Will Sears was a highly regarded Houstonian and Texan, especially well known throughout his community.
Robert S. Sparkman, MD, LLD, FACS
Robert S. Sparkman, well-known Dallas surgeon, teacher, and philanthropist, died of natural causes on March 22, 1997. He was 85.
Dr. Sparkman was born in Brownwood, Texas, the son of Ellis H. and Viola Stanley Sparkman. He grew up in Waco, Texas where his father was chairman of the Department of Spanish at Baylor University. Dr. Sparkman received combined bachelor's and medical degrees in 1935. He served his internships at Cincinnati General Hospital, 1935-36 and at Good Samaritan, 1936-37 and his residences in pathology at Baylor Hospital, 1937, and in surgery at Cincinnati General Hospital, 1938-40. Dr. Sparkman served in the U.S. Army in the Southwest Pacific, attaining the rank of colonel and receiving the Bronze Star Medal. He also was awarded the Distinguished Unit Citation with Oak Leaf Cluster, invasion Arrowhead, and 3 Battle Stars. He was a Distinguished Alumnus of Baylor University in Waco, Texas and Baylor College of Medicine in Houston. He was a member of Baylor Chapter Alpha Epsilon Delta, Phi Beta Kappa and Alpha Omega Alpha. He was awarded an honorary Doctor of Laws degree by Baylor University.
Dr. Sparkman was in the private practice of surgery in Dallas from 1946-1988; he was chief of the Department of Surgery at Baylor Hospital from 1969 to 1981; Chief Emeritus Department of Surgery Baylor Hospital since 1982; clinical professor of surgery at UT Southwestern Medical School; and founder and honorary member of the Society of Baylor Surgeons. Dr. Sparkman was a widely published author and speaker. He was a member of more than 20 professional societies and has honorary fellowships in seven. In addition, Dr. Sparkman was a member of the Advisory Council to the Friends of the Library and a devotee of rare books, and a loyal member of The Philosophical Society for many years.
Dr. Sparkman is survived by his wife, Willie Ford Bassett Sparkman of Dallas; his sister, Dorothy Black, of San Antonio, Texas; his nephew William Stanley Black, his two grandnephews and his grandniece.
The 1996 memorial for James Udell Teague incorrectly listed Mrs. Teague's name a Lara.
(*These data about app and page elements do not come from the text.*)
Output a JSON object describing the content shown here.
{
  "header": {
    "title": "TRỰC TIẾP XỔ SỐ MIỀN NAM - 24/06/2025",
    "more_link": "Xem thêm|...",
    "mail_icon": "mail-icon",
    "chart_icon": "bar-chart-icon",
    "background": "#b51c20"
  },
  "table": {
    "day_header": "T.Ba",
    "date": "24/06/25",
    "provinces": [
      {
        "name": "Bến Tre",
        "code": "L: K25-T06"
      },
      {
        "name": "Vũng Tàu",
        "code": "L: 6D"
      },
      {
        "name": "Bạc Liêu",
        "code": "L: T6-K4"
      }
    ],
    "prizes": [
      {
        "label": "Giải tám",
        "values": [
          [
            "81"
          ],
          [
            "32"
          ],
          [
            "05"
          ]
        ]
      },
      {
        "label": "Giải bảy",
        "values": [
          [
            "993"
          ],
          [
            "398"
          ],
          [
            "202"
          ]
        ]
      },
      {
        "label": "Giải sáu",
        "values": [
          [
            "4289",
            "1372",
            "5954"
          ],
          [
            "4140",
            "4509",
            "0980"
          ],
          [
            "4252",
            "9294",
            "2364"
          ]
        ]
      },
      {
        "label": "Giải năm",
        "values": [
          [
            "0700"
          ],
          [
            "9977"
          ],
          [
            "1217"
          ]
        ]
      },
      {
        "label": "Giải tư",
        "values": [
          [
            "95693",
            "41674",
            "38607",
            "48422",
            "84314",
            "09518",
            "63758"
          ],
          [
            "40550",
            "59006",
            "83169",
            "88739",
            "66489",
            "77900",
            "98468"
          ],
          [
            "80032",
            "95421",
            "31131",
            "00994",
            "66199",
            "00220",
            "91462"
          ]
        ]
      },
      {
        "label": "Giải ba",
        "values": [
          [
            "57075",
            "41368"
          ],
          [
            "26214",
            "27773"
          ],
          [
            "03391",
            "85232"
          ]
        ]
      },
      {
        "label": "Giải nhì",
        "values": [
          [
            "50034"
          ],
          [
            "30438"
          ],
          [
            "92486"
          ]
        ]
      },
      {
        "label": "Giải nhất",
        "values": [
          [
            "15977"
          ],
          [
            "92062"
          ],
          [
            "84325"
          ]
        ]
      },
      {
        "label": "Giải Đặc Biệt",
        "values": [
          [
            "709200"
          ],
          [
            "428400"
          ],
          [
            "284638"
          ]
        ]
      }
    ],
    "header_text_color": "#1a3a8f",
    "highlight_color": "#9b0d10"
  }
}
It should read Lora Ruth Lindholm. We regret the error.